This thread on FlyerTalk generated some spirited discussion. It seems that rumors of a potential merger between American Airlines and US Airways were making their way around in mid-November. Having spent over 10 years in the airline business, let me tell you now that rumors run like kudzoo at an airline. I swear we used to start them on purpose just to see how long it would take for a rumor to travel from one crew base to the next. I’m only partly kidding about that!
But back to the topic at hand. The thread references a TheStreet.com article suggesting the possibility of a merger. The article references American’s relative absence from the southeastern United States and the ability to add US Airways’ passengers to its international flights as possible reasons for a hookup.
You can read the FT thread and the article and form your own opinion, but here’s mine. Do I think American could merge with US Airways? Sure. Do I think they will, or that they even want to? No. That said, rest assured that American’s managers have probably considered every possible scenario with most any “acquirable” airline, including US Airways, and if they felt they had to, they would probably make the move.
But I think there’s another scenario, far less messy than a full merger, that may be in the works. As you know, Continental recently joined the Star Alliance and has moved into a very close partnership with United Airlines right down to the point that United is aligning its elite frequent flier upgrade program to match Continental’s. US Airways has been (and still is) a big domestic codeshare partner with United. But you have to wonder, with Continental moving into a much closer relationship with United, is US Airways starting to feel a bit like the lonely girl at the big dance?

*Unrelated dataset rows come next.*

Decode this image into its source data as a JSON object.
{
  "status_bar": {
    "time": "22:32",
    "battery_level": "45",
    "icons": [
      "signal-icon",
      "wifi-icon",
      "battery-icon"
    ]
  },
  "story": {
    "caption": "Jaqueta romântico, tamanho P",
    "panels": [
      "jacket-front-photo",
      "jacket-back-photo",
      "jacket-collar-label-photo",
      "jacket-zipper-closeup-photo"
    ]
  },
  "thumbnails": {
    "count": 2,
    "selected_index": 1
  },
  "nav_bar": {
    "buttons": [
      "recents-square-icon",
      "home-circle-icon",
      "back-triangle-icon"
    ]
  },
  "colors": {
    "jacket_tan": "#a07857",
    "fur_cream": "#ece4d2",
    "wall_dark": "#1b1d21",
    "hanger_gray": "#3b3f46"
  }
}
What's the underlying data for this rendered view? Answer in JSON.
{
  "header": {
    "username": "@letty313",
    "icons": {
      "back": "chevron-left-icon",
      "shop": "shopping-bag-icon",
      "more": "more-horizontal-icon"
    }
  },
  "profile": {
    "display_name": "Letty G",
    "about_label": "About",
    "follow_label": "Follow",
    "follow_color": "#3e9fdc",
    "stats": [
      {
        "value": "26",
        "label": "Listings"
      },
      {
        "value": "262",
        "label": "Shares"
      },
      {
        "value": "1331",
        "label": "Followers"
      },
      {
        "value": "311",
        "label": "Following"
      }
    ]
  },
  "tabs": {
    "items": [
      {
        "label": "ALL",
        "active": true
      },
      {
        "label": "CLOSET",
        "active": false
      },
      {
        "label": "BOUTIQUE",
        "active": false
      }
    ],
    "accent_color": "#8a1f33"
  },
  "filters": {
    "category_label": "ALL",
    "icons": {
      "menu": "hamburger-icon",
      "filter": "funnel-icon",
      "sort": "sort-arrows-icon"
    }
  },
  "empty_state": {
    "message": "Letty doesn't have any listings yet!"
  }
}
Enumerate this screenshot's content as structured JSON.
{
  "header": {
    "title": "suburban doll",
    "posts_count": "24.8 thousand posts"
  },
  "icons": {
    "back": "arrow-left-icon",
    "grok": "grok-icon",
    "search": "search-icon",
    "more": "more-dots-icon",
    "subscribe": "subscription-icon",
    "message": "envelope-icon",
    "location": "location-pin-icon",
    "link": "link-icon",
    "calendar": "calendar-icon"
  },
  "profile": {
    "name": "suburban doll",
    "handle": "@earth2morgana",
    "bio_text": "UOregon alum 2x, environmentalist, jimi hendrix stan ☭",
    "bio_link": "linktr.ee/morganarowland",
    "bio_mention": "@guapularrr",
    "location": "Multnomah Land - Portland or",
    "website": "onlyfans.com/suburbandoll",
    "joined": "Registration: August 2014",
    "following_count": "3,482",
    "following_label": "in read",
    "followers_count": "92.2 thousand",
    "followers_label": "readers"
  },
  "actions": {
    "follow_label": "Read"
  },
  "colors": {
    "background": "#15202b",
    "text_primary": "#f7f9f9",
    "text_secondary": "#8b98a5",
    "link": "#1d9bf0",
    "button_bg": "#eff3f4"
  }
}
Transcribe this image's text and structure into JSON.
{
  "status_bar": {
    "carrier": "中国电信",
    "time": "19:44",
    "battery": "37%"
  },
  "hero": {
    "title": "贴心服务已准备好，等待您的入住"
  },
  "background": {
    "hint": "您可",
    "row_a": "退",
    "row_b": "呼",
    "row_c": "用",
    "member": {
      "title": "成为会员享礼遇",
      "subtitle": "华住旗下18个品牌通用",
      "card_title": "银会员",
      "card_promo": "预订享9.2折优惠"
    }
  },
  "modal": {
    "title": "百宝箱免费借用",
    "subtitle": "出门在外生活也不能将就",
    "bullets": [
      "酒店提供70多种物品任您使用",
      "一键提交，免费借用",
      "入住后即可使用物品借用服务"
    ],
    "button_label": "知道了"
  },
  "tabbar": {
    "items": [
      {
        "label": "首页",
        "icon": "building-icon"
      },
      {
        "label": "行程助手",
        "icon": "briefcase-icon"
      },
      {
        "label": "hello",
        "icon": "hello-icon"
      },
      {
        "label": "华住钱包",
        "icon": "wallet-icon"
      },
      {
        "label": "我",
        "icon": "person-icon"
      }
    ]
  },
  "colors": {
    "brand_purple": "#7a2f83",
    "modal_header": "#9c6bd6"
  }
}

It’s pretty obvious that US Airways wanted to do a deal with United, but they were far more interested in Continental. Could US Airways be lured out of Star and into Oneworld, and a closer domestic relationship with American? Maybe, maybe not. But it’s a fun thought. And such a deal would offer a lot of benefits to American without the mess of an operational merger with US Airways and its apparently forever feuding pilot groups. I can’t fathom trying to put that together with American’s own pilots. This will be interesting to watch.